- WHAT YOU ARE ASKED TO DO:
Your answer needs to include each line of the records in which the string "text" can be found.

(Data about app and page elements)
-- Opening Marker --
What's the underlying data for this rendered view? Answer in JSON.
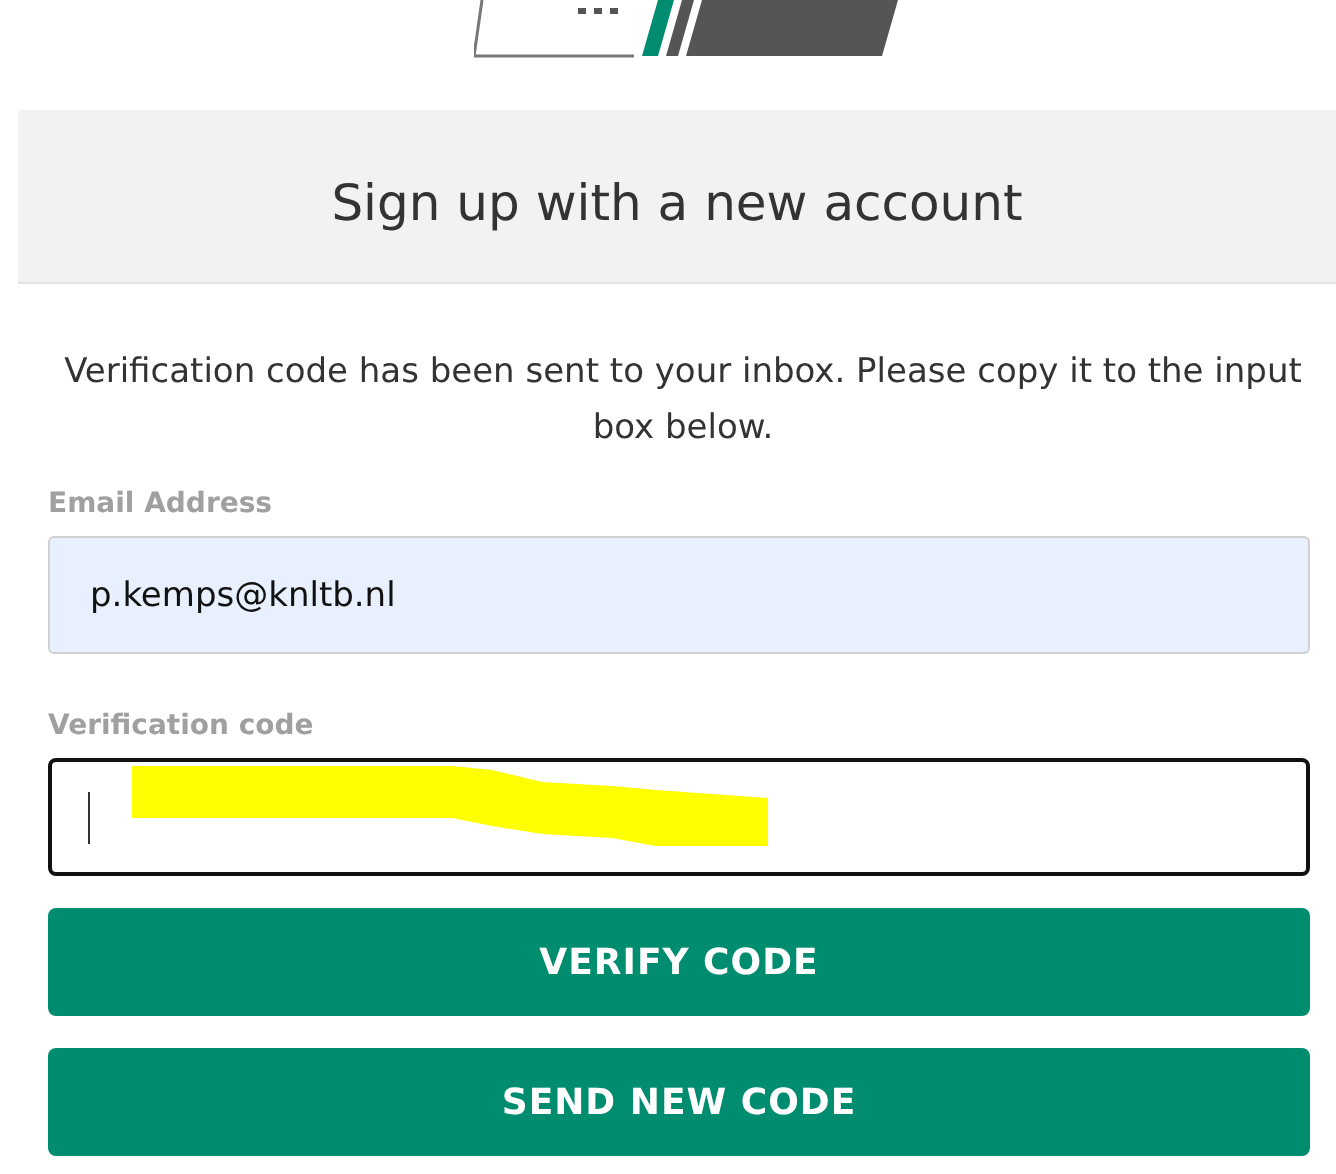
{
  "header": {
    "title": "Sign up with a new account"
  },
  "message": "Verification code has been sent to your inbox. Please copy it to the input box below.",
  "fields": [
    {
      "label": "Email Address",
      "value": "p.kemps@knltb.nl",
      "autofilled": true,
      "focused": false,
      "redacted": false
    },
    {
      "label": "Verification code",
      "autofilled": false,
      "focused": true,
      "redacted": true
    }
  ],
  "buttons": [
    "VERIFY CODE",
    "SEND NEW CODE"
  ]
}
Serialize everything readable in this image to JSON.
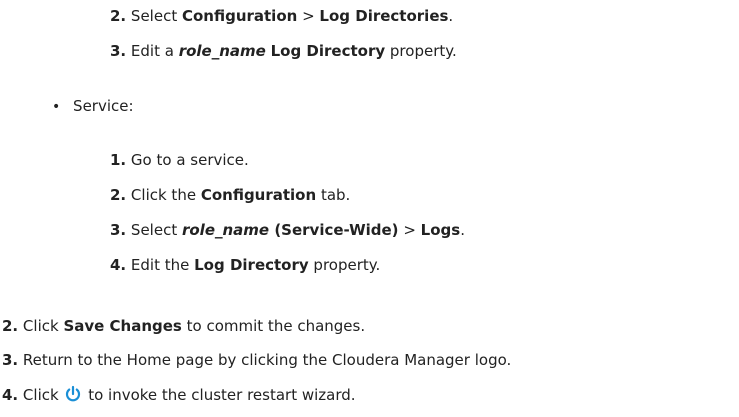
{
  "nested_steps_a": [
    {
      "num": "2.",
      "t1": "Select ",
      "b1": "Configuration",
      "t2": " > ",
      "b2": "Log Directories",
      "t3": "."
    },
    {
      "num": "3.",
      "t1": "Edit a ",
      "bi1": "role_name",
      "t2": " ",
      "b1": "Log Directory",
      "t3": " property."
    }
  ],
  "service_bullet": {
    "symbol": "•",
    "label": "Service:"
  },
  "service_steps": [
    {
      "num": "1.",
      "text": "Go to a service."
    },
    {
      "num": "2.",
      "t1": "Click the ",
      "b1": "Configuration",
      "t2": " tab."
    },
    {
      "num": "3.",
      "t1": "Select ",
      "bi1": "role_name",
      "b1": " (Service-Wide)",
      "t2": " > ",
      "b2": "Logs",
      "t3": "."
    },
    {
      "num": "4.",
      "t1": "Edit the ",
      "b1": "Log Directory",
      "t2": " property."
    }
  ],
  "main_steps": [
    {
      "num": "2.",
      "t1": "Click ",
      "b1": "Save Changes",
      "t2": " to commit the changes."
    },
    {
      "num": "3.",
      "text": "Return to the Home page by clicking the Cloudera Manager logo."
    },
    {
      "num": "4.",
      "t1": "Click ",
      "icon": "restart-icon",
      "t2": " to invoke the cluster restart wizard."
    }
  ],
  "colors": {
    "text": "#222222",
    "icon": "#1a8fd6"
  }
}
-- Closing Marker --
- EXERCISE OUTPUT:
      "text": "Go to a service."
      "text": "Return to the Home page by clicking the Cloudera Manager logo."
    "text": "#222222",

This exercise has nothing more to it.